Component data from apps and pages:
########
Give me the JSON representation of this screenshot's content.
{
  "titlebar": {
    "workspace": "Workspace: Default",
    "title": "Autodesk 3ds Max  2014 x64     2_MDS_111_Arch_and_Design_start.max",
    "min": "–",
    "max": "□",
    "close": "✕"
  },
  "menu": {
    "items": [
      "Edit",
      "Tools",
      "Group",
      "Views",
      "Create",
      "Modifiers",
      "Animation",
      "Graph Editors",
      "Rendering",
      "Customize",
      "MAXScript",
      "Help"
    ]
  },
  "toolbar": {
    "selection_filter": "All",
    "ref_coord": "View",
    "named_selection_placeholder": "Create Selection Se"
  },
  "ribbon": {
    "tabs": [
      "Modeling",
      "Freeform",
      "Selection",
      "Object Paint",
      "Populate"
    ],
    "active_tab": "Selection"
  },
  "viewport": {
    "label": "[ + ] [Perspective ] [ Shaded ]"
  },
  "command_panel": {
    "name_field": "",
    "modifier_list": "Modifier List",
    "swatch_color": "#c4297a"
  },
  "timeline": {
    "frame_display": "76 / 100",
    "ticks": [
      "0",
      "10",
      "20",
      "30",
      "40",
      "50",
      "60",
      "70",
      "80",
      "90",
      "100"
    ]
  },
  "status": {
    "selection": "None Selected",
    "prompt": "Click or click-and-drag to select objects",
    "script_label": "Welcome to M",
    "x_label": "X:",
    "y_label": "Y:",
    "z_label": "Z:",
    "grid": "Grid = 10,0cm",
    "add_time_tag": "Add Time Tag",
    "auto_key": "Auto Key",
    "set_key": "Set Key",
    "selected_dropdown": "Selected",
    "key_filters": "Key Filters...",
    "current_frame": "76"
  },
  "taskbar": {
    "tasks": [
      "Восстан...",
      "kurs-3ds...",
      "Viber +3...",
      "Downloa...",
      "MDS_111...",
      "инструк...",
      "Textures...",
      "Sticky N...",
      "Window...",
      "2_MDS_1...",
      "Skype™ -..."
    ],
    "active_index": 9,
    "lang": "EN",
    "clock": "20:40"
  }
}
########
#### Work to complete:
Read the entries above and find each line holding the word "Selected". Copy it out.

#### Solution:
    "selection": "None Selected",
    "selected_dropdown": "Selected",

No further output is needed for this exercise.